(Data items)
==================================================

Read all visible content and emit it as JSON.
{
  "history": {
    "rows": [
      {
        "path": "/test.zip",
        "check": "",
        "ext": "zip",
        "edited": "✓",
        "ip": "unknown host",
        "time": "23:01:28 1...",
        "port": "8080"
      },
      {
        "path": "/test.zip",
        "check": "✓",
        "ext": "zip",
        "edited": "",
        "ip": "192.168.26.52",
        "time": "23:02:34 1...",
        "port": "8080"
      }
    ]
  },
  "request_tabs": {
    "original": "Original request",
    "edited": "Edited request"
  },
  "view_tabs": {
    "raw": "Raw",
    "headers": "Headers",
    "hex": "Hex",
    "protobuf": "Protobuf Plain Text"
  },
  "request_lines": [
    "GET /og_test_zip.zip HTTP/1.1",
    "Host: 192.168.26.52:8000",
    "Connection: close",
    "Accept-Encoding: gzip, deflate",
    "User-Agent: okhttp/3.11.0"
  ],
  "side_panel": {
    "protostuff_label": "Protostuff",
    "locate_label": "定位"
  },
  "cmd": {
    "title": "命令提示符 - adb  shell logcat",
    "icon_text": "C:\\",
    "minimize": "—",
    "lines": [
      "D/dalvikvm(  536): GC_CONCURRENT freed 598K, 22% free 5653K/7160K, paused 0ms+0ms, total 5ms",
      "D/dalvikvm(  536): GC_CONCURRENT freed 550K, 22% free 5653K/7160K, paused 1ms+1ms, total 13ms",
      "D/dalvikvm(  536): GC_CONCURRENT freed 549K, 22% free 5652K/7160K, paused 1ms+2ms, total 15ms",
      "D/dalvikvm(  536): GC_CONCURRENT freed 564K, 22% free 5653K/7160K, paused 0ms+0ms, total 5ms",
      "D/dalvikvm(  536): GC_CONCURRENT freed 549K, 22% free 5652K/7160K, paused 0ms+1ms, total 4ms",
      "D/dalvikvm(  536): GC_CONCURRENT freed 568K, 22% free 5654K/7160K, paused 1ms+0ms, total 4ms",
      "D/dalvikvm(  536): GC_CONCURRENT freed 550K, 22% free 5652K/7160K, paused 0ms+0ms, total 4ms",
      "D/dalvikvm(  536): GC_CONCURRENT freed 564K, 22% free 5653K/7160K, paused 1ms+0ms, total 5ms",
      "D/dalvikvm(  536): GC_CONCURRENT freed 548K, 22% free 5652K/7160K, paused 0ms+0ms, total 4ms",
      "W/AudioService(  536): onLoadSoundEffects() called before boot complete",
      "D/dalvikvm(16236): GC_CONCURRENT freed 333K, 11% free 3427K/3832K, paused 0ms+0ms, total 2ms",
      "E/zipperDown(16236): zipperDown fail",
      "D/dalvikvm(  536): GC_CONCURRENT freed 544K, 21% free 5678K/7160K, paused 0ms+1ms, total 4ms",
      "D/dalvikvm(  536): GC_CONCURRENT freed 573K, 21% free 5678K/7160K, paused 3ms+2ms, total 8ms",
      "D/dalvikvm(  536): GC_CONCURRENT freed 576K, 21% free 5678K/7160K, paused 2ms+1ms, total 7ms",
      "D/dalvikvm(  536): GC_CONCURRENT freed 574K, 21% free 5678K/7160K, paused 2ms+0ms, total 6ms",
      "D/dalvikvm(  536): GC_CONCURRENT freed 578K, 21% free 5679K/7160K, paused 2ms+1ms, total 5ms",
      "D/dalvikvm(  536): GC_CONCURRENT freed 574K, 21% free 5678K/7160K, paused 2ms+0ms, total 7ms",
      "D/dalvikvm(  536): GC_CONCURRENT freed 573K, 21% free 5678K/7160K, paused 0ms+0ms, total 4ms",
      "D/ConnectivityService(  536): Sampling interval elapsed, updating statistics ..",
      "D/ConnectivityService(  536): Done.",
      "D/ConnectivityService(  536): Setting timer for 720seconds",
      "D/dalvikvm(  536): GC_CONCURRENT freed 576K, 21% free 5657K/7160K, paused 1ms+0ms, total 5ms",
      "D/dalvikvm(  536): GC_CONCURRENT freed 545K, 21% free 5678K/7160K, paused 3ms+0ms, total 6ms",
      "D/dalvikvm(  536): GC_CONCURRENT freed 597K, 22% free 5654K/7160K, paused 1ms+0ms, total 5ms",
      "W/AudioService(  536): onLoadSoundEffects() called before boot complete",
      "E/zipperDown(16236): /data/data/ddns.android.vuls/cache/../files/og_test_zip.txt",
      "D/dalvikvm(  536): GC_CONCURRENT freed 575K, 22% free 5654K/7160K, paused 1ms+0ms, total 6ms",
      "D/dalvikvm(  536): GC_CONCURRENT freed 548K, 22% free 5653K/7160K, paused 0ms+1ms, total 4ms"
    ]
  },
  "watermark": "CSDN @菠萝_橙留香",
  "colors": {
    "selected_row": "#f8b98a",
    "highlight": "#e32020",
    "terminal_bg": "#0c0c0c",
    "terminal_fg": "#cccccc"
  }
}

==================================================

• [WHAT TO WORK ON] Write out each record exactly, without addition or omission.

• [EXERCISE ANSWER]
Read all visible content and emit it as JSON.
{
  "history": {
    "rows": [
      {
        "path": "/test.zip",
        "check": "",
        "ext": "zip",
        "edited": "✓",
        "ip": "unknown host",
        "time": "23:01:28 1...",
        "port": "8080"
      },
      {
        "path": "/test.zip",
        "check": "✓",
        "ext": "zip",
        "edited": "",
        "ip": "192.168.26.52",
        "time": "23:02:34 1...",
        "port": "8080"
      }
    ]
  },
  "request_tabs": {
    "original": "Original request",
    "edited": "Edited request"
  },
  "view_tabs": {
    "raw": "Raw",
    "headers": "Headers",
    "hex": "Hex",
    "protobuf": "Protobuf Plain Text"
  },
  "request_lines": [
    "GET /og_test_zip.zip HTTP/1.1",
    "Host: 192.168.26.52:8000",
    "Connection: close",
    "Accept-Encoding: gzip, deflate",
    "User-Agent: okhttp/3.11.0"
  ],
  "side_panel": {
    "protostuff_label": "Protostuff",
    "locate_label": "定位"
  },
  "cmd": {
    "title": "命令提示符 - adb  shell logcat",
    "icon_text": "C:\\",
    "minimize": "—",
    "lines": [
      "D/dalvikvm(  536): GC_CONCURRENT freed 598K, 22% free 5653K/7160K, paused 0ms+0ms, total 5ms",
      "D/dalvikvm(  536): GC_CONCURRENT freed 550K, 22% free 5653K/7160K, paused 1ms+1ms, total 13ms",
      "D/dalvikvm(  536): GC_CONCURRENT freed 549K, 22% free 5652K/7160K, paused 1ms+2ms, total 15ms",
      "D/dalvikvm(  536): GC_CONCURRENT freed 564K, 22% free 5653K/7160K, paused 0ms+0ms, total 5ms",
      "D/dalvikvm(  536): GC_CONCURRENT freed 549K, 22% free 5652K/7160K, paused 0ms+1ms, total 4ms",
      "D/dalvikvm(  536): GC_CONCURRENT freed 568K, 22% free 5654K/7160K, paused 1ms+0ms, total 4ms",
      "D/dalvikvm(  536): GC_CONCURRENT freed 550K, 22% free 5652K/7160K, paused 0ms+0ms, total 4ms",
      "D/dalvikvm(  536): GC_CONCURRENT freed 564K, 22% free 5653K/7160K, paused 1ms+0ms, total 5ms",
      "D/dalvikvm(  536): GC_CONCURRENT freed 548K, 22% free 5652K/7160K, paused 0ms+0ms, total 4ms",
      "W/AudioService(  536): onLoadSoundEffects() called before boot complete",
      "D/dalvikvm(16236): GC_CONCURRENT freed 333K, 11% free 3427K/3832K, paused 0ms+0ms, total 2ms",
      "E/zipperDown(16236): zipperDown fail",
      "D/dalvikvm(  536): GC_CONCURRENT freed 544K, 21% free 5678K/7160K, paused 0ms+1ms, total 4ms",
      "D/dalvikvm(  536): GC_CONCURRENT freed 573K, 21% free 5678K/7160K, paused 3ms+2ms, total 8ms",
      "D/dalvikvm(  536): GC_CONCURRENT freed 576K, 21% free 5678K/7160K, paused 2ms+1ms, total 7ms",
      "D/dalvikvm(  536): GC_CONCURRENT freed 574K, 21% free 5678K/7160K, paused 2ms+0ms, total 6ms",
      "D/dalvikvm(  536): GC_CONCURRENT freed 578K, 21% free 5679K/7160K, paused 2ms+1ms, total 5ms",
      "D/dalvikvm(  536): GC_CONCURRENT freed 574K, 21% free 5678K/7160K, paused 2ms+0ms, total 7ms",
      "D/dalvikvm(  536): GC_CONCURRENT freed 573K, 21% free 5678K/7160K, paused 0ms+0ms, total 4ms",
      "D/ConnectivityService(  536): Sampling interval elapsed, updating statistics ..",
      "D/ConnectivityService(  536): Done.",
      "D/ConnectivityService(  536): Setting timer for 720seconds",
      "D/dalvikvm(  536): GC_CONCURRENT freed 576K, 21% free 5657K/7160K, paused 1ms+0ms, total 5ms",
      "D/dalvikvm(  536): GC_CONCURRENT freed 545K, 21% free 5678K/7160K, paused 3ms+0ms, total 6ms",
      "D/dalvikvm(  536): GC_CONCURRENT freed 597K, 22% free 5654K/7160K, paused 1ms+0ms, total 5ms",
      "W/AudioService(  536): onLoadSoundEffects() called before boot complete",
      "E/zipperDown(16236): /data/data/ddns.android.vuls/cache/../files/og_test_zip.txt",
      "D/dalvikvm(  536): GC_CONCURRENT freed 575K, 22% free 5654K/7160K, paused 1ms+0ms, total 6ms",
      "D/dalvikvm(  536): GC_CONCURRENT freed 548K, 22% free 5653K/7160K, paused 0ms+1ms, total 4ms"
    ]
  },
  "watermark": "CSDN @菠萝_橙留香",
  "colors": {
    "selected_row": "#f8b98a",
    "highlight": "#e32020",
    "terminal_bg": "#0c0c0c",
    "terminal_fg": "#cccccc"
  }
}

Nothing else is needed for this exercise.